One of the more shadowy aspects of domestic violence is that many Connecticut victims, though subject to physical or emotional abuse, feel they cannot break away from their tormentor because an abusive spouse or partner is controlling the purse strings. The Huffington Post recently reported that financial abuse is a feature in 99 percent of abusive relationships, an astonishing figure that means almost every domestic abuse victim will suffer financial torment as well.
Financial oppression can take many forms. Some involve the abuser taking control over the victim’s money. The victim may be left with no way to spend the money, or may spend the money but the victim’s expenses are highly scrutinized by the abuser. The oppressor in the relationship may demand to see all the victim’s receipts. At times the victimizer opts to shut off the cash flow so completely that the victim and even the victim’s children cannot buy food or medicine unless they submit to the oppressor’s demands.

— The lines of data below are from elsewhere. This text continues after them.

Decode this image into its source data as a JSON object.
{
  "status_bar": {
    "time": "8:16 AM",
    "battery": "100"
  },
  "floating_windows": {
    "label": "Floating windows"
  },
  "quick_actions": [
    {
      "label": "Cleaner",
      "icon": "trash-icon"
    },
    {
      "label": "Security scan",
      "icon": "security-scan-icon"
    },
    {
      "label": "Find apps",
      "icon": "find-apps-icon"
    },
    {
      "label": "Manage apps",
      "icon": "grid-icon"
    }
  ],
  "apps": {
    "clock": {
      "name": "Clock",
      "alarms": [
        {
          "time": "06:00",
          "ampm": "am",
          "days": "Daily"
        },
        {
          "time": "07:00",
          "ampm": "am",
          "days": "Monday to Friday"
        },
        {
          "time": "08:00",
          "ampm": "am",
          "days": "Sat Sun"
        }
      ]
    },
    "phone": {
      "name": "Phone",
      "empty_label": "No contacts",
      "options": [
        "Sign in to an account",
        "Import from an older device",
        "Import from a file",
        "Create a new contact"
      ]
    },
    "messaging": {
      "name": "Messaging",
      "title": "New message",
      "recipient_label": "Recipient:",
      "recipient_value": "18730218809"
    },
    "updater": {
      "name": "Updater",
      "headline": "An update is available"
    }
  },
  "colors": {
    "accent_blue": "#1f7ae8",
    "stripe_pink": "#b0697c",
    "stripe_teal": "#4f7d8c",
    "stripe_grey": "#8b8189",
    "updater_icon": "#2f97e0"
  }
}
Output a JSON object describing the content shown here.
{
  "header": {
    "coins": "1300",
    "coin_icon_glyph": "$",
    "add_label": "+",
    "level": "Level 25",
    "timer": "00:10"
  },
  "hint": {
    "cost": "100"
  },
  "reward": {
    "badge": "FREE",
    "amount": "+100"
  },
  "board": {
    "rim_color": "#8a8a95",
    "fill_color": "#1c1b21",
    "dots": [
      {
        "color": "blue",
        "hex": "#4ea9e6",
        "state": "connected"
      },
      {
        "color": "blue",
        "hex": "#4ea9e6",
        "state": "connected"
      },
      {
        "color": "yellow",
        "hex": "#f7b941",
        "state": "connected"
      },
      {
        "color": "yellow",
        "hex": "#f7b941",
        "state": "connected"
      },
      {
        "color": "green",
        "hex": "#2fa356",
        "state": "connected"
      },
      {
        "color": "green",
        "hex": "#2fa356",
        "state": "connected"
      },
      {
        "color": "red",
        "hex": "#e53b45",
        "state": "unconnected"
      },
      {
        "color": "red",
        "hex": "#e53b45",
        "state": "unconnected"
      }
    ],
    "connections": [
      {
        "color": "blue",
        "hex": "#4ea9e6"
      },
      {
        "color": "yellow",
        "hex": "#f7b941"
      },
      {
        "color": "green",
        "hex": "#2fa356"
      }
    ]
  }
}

An oppressor could also use the victim’s identity for lavish spending purposes. Financial abusers may open up a credit card account in their partner or spouse’s name and rack up large quantities of debt without getting the permission of the partner. A victim may end up liable for debts that the victim did not personally spend a dime on, which can lead to bad credit, financial ruin and a damaged reputation.
Because so many abuse victims have their money tied up by an oppressive partner, they do not feel they can break away. However, Connecticut offers assistance to abuse victims, including domestic shelters to house victims and their family members. Additionally, the courts can help victims access joint accounts in which the victim owns a stake in the assets, or a personal account that the victim owns but the victim’s abuser may have tapped into through coercising the victim.
This article is intended to educate readers on financial abuse as a component of domestic violence and should not be taken as legal advice.